▸ **ENTRIES SHOWN**
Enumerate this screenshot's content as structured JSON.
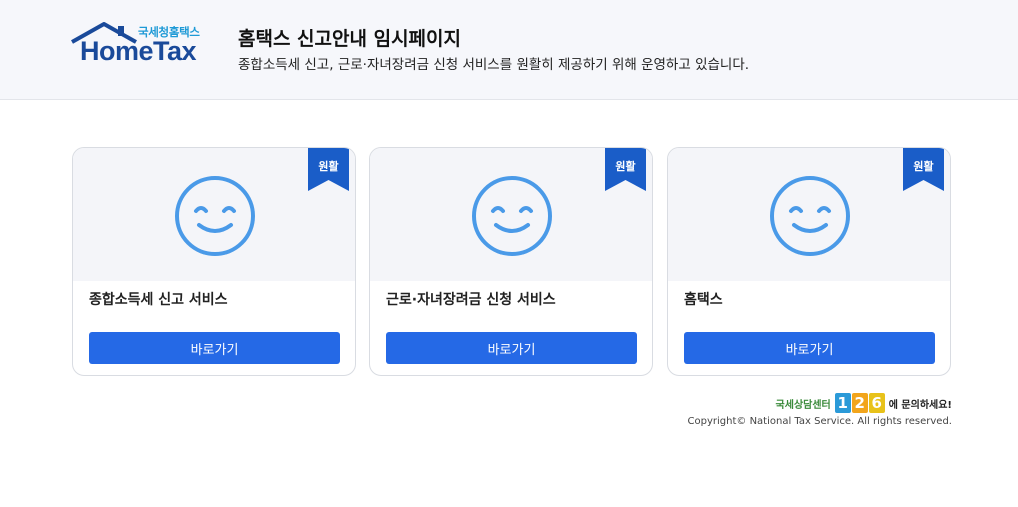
{
  "header": {
    "logo_small": "국세청홈택스",
    "logo_main": "HomeTax",
    "title": "홈택스 신고안내 임시페이지",
    "subtitle": "종합소득세 신고, 근로·자녀장려금 신청 서비스를 원활히 제공하기 위해 운영하고 있습니다."
  },
  "cards": [
    {
      "status": "원활",
      "title": "종합소득세 신고 서비스",
      "button": "바로가기"
    },
    {
      "status": "원활",
      "title": "근로·자녀장려금 신청 서비스",
      "button": "바로가기"
    },
    {
      "status": "원활",
      "title": "홈택스",
      "button": "바로가기"
    }
  ],
  "footer": {
    "center_prefix": "국세상담센터",
    "center_number": [
      "1",
      "2",
      "6"
    ],
    "center_suffix": "에 문의하세요!",
    "copyright": "Copyright© National Tax Service. All rights reserved."
  },
  "colors": {
    "accent": "#2569e6",
    "ribbon": "#1a5dc8",
    "smile": "#4a9ae8",
    "digit_1": "#2b9ad8",
    "digit_2": "#f2a51c",
    "digit_3": "#e8c21a"
  },
  "icons": {
    "status_icon": "smile-face-icon",
    "logo_icon": "house-roof-icon"
  }
}
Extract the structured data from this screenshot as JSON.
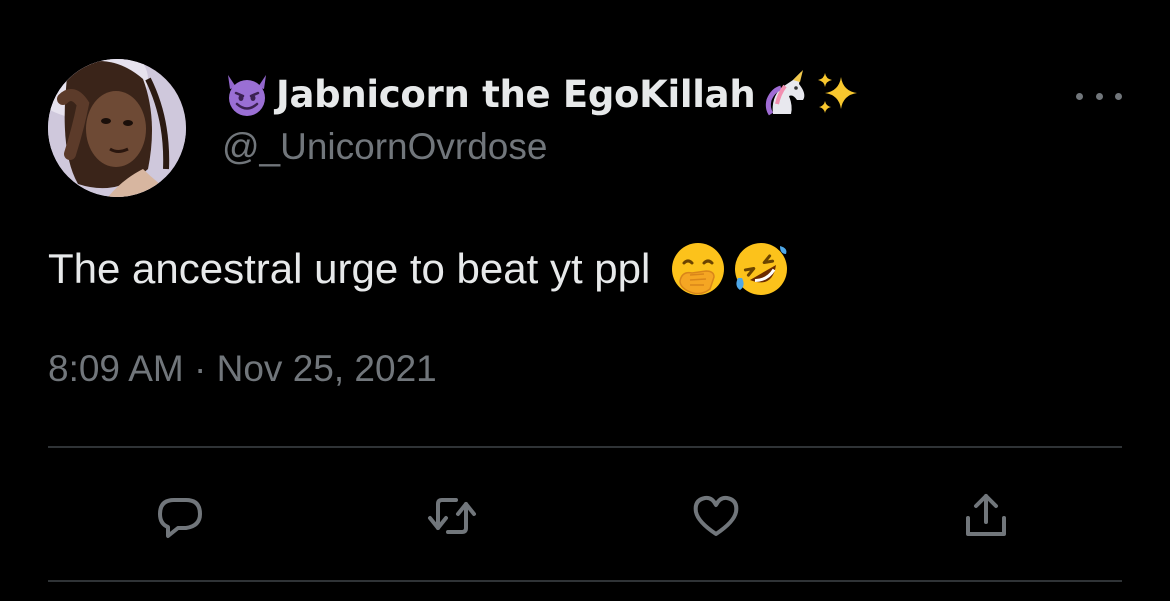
{
  "user": {
    "display_name": "Jabnicorn the EgoKillah",
    "handle": "@_UnicornOvrdose",
    "name_emojis": [
      "smiling-devil-icon",
      "unicorn-icon",
      "sparkles-icon"
    ]
  },
  "tweet": {
    "text": "The ancestral urge to beat yt ppl",
    "text_emojis": [
      "hand-over-mouth-icon",
      "rolling-on-floor-laughing-icon"
    ],
    "timestamp": "8:09 AM · Nov 25, 2021"
  },
  "actions": [
    "reply-icon",
    "retweet-icon",
    "like-icon",
    "share-icon"
  ],
  "colors": {
    "background": "#000000",
    "primary_text": "#e7e9ea",
    "secondary_text": "#71767b",
    "divider": "#2f3336"
  }
}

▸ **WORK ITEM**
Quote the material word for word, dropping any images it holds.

▸ **YOUR RESPONSE**
Enumerate this screenshot's content as structured JSON.
{
  "header": {
    "logo_small": "국세청홈택스",
    "logo_main": "HomeTax",
    "title": "홈택스 신고안내 임시페이지",
    "subtitle": "종합소득세 신고, 근로·자녀장려금 신청 서비스를 원활히 제공하기 위해 운영하고 있습니다."
  },
  "cards": [
    {
      "status": "원활",
      "title": "종합소득세 신고 서비스",
      "button": "바로가기"
    },
    {
      "status": "원활",
      "title": "근로·자녀장려금 신청 서비스",
      "button": "바로가기"
    },
    {
      "status": "원활",
      "title": "홈택스",
      "button": "바로가기"
    }
  ],
  "footer": {
    "center_prefix": "국세상담센터",
    "center_number": [
      "1",
      "2",
      "6"
    ],
    "center_suffix": "에 문의하세요!",
    "copyright": "Copyright© National Tax Service. All rights reserved."
  },
  "colors": {
    "accent": "#2569e6",
    "ribbon": "#1a5dc8",
    "smile": "#4a9ae8",
    "digit_1": "#2b9ad8",
    "digit_2": "#f2a51c",
    "digit_3": "#e8c21a"
  },
  "icons": {
    "status_icon": "smile-face-icon",
    "logo_icon": "house-roof-icon"
  }
}
Extract the structured data from this screenshot as JSON.
{
  "user": {
    "display_name": "Jabnicorn the EgoKillah",
    "handle": "@_UnicornOvrdose",
    "name_emojis": [
      "smiling-devil-icon",
      "unicorn-icon",
      "sparkles-icon"
    ]
  },
  "tweet": {
    "text": "The ancestral urge to beat yt ppl",
    "text_emojis": [
      "hand-over-mouth-icon",
      "rolling-on-floor-laughing-icon"
    ],
    "timestamp": "8:09 AM · Nov 25, 2021"
  },
  "actions": [
    "reply-icon",
    "retweet-icon",
    "like-icon",
    "share-icon"
  ],
  "colors": {
    "background": "#000000",
    "primary_text": "#e7e9ea",
    "secondary_text": "#71767b",
    "divider": "#2f3336"
  }
}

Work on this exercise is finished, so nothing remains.